• **Data to examine**:
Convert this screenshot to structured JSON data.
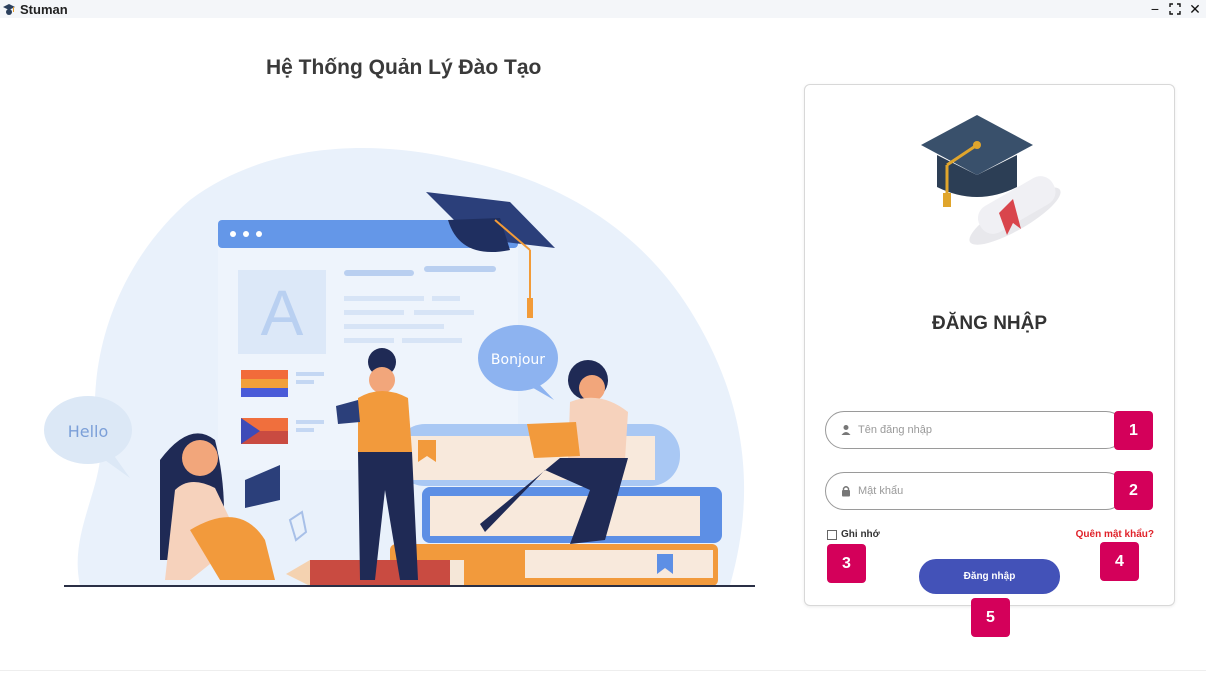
{
  "window": {
    "title": "Stuman",
    "icon": "student-cap-icon",
    "controls": {
      "minimize": "−",
      "maximize": "⛶",
      "close": "✕"
    }
  },
  "heading": "Hệ Thống Quản Lý Đào Tạo",
  "illustration": {
    "bubble_left": "Hello",
    "bubble_right": "Bonjour",
    "book_letter": "A"
  },
  "login": {
    "title": "ĐĂNG NHẬP",
    "username_placeholder": "Tên đăng nhập",
    "password_placeholder": "Mật khẩu",
    "remember_label": "Ghi nhớ",
    "forgot_label": "Quên mật khẩu?",
    "submit_label": "Đăng nhập"
  },
  "markers": [
    "1",
    "2",
    "3",
    "4",
    "5"
  ],
  "colors": {
    "accent": "#4352b8",
    "marker": "#d4005a",
    "forgot": "#e0222a"
  }
}
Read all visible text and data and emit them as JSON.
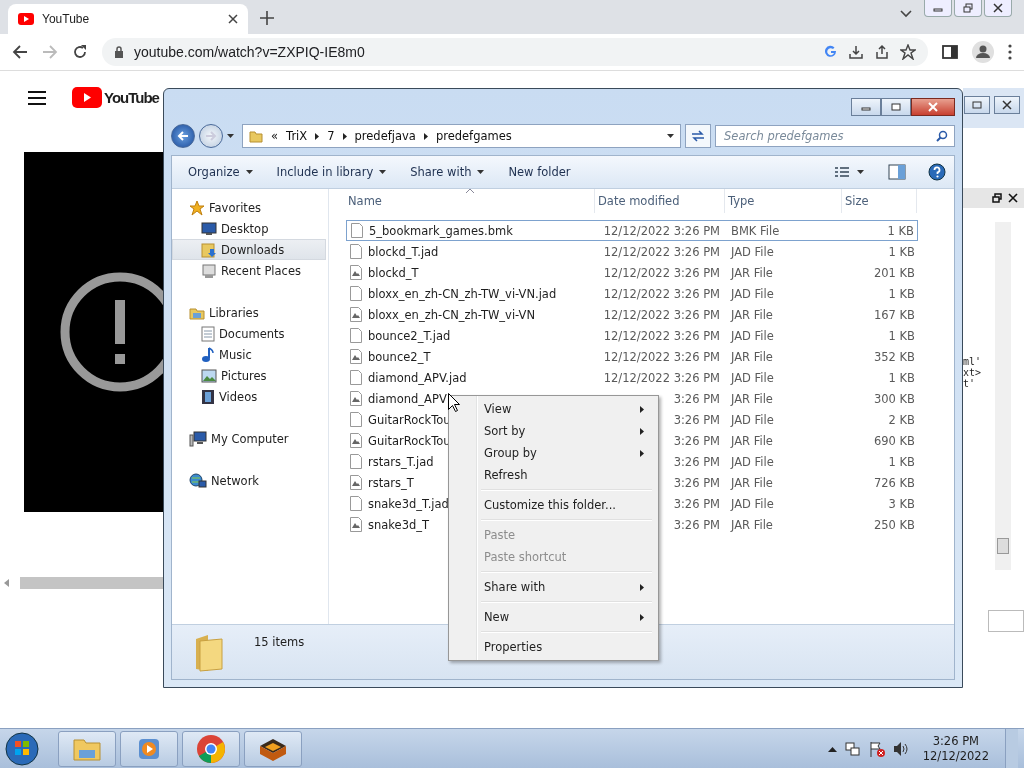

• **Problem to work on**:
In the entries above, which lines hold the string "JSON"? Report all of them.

• **Task solution**:
Convert this screenshot to structured JSON data.
Read all visible text and data and emit them as JSON.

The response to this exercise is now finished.